One study examined the factors associated with quality of life among adults with autism spectrum disorder. They found that participants with autism spectrum disorder scored significantly lower in all domains of quality of life than did the controls. Adults with autism spectrum disorder reported higher anxiety levels, more loneliness, and higher scores on four sensory quadrants than neuro-typical adults. The researchers concluded that therefore, adults with autism spectrum disorder need more supportive social contexts and interventions to improve their quality of life. Social relationships, psychological health, and sensory processing difficulty must be considered when designing treatment programs for adults with autism spectrum disorder.[3]Lin, L. Y., & Huang, P. C. (2019). Quality of life and its related factors for adults with autism spectrum disorder. Disability and rehabilitation, 41(8), 896-903.

Occupational therapy is not a one-time treatment and it may require a prolonged time to see the results. The therapy is ongoing and will adapt to the individual’s changing needs and goals over time.

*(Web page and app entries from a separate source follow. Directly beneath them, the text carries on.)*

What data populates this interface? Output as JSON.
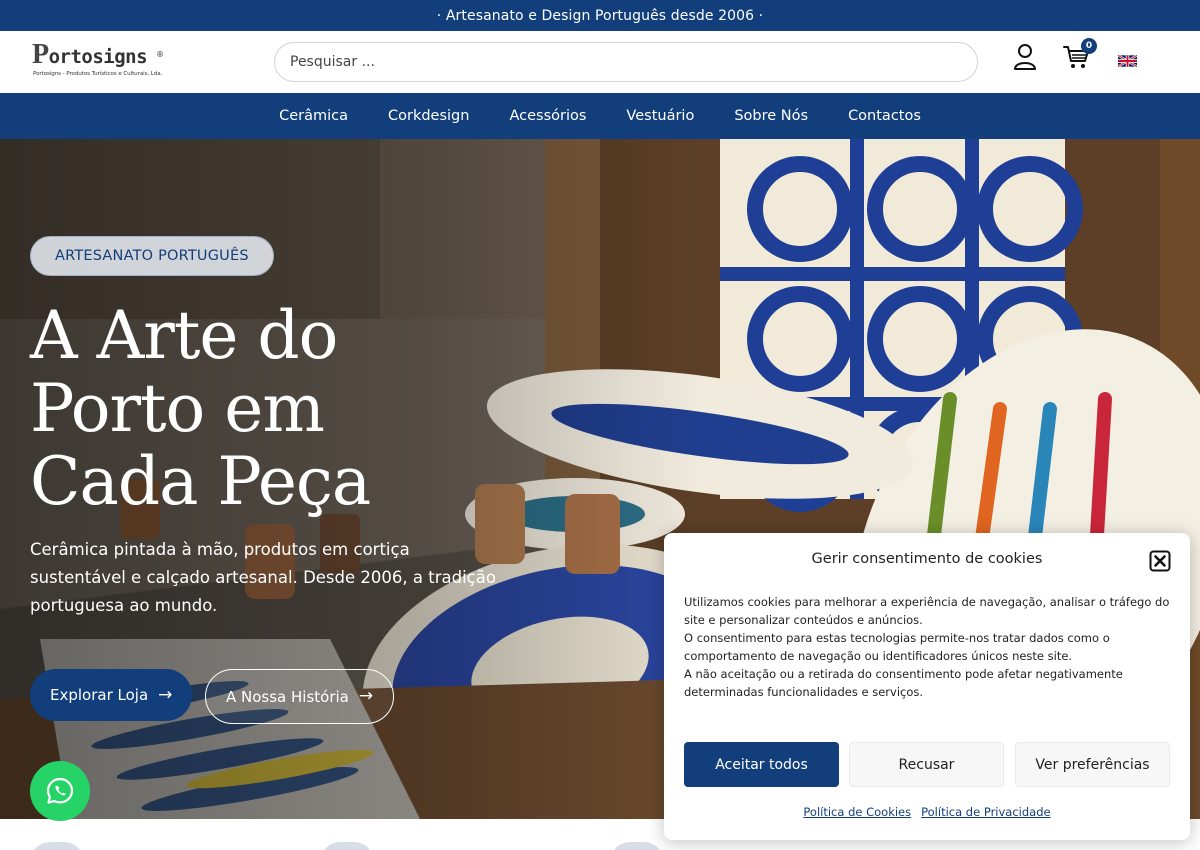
{
  "announcement": "· Artesanato e Design Português desde 2006 ·",
  "header": {
    "logo_text": "ortosigns",
    "logo_p": "P",
    "logo_reg": "®",
    "logo_subtitle": "Portosigns - Produtos Turísticos e Culturais, Lda.",
    "search_placeholder": "Pesquisar ...",
    "cart_count": "0",
    "icons": [
      "user-icon",
      "cart-icon",
      "uk-flag-icon"
    ]
  },
  "nav": {
    "items": [
      "Cerâmica",
      "Corkdesign",
      "Acessórios",
      "Vestuário",
      "Sobre Nós",
      "Contactos"
    ]
  },
  "hero": {
    "badge": "ARTESANATO PORTUGUÊS",
    "title_line1": "A Arte do",
    "title_line2": "Porto em",
    "title_line3": "Cada Peça",
    "description": "Cerâmica pintada à mão, produtos em cortiça sustentável e calçado artesanal. Desde 2006, a tradição portuguesa ao mundo.",
    "primary_button": "Explorar Loja",
    "secondary_button": "A Nossa História",
    "arrow": "→"
  },
  "cookie": {
    "title": "Gerir consentimento de cookies",
    "paragraph1": "Utilizamos cookies para melhorar a experiência de navegação, analisar o tráfego do site e personalizar conteúdos e anúncios.",
    "paragraph2": "O consentimento para estas tecnologias permite-nos tratar dados como o comportamento de navegação ou identificadores únicos neste site.",
    "paragraph3": "A não aceitação ou a retirada do consentimento pode afetar negativamente determinadas funcionalidades e serviços.",
    "accept": "Aceitar todos",
    "deny": "Recusar",
    "preferences": "Ver preferências",
    "cookie_policy": "Política de Cookies",
    "privacy_policy": "Política de Privacidade"
  },
  "colors": {
    "brand_blue": "#123f7c",
    "whatsapp_green": "#25d366"
  }
}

People with autism may already have worked with OT services at an earier age, such as in the school setting or clinic.

Occupational therapy can be beneficial in combination with other treatments and therapies such as speech therapy, psychological therapy, and behavioral therapy. Occupational therapists often work together with other members of the healthcare team to provide comprehensive, coordinated care that addresses all of the individual’s needs. This can also be a challenge as there may be potential contradictions or barriers in communication.

For adults with autism, therapy is not always the only solution, as they may also benefit from assistive technology, such as communication devices or adapted equipment, that can help them to participate in daily activities more easily. Occupational therapists can also provide guidance and support in identifying and utilizing these tools. Each individual has their own unique preferences, needs, finances, and goals.

In addition, there may be physical and virtual community resources and support groups available to adults with autism and their families. Occupational therapists may be able to provide information about these resources and help connect individuals and families with the support they need.

In conclusion, occupational therapy for adults with autism is a holistic approach that aims to improve the individual’s ability to participate in daily activities, improve their overall well-being, and enhance their quality of life. For adults with autism, it is an ongoing process that can be done in combination with other treatments and therapies, utilizing community resources and assistive technology.

References

References
1 Case-Smith, J., & Arbesman, M. (2008). Evidence-based review of interventions for autism used in or of relevance to occupational therapy. The American Journal of Occupational Therapy, 62(4), 416-429.
2 Harmuth, E., Silletta, E., Bailey, A., Adams, T., Beck, C., & Barbic, S. P. (2018). Barriers and facilitators to employment for adults with autism: A scoping review. Annals of International Occupational Therapy, 1(1), 31-40.
3 Lin, L. Y., & Huang, P. C. (2019). Quality of life and its related factors for adults with autism spectrum disorder. Disability and rehabilitation, 41(8), 896-903.
Jeff is a licensed occupational therapist and lead content creator for OT Dude. He covers all things occupational therapy as well as other topics including healthcare, wellness, mental health, technology, science, sociology, and philosophy. Buy me a Coffee on Venmo.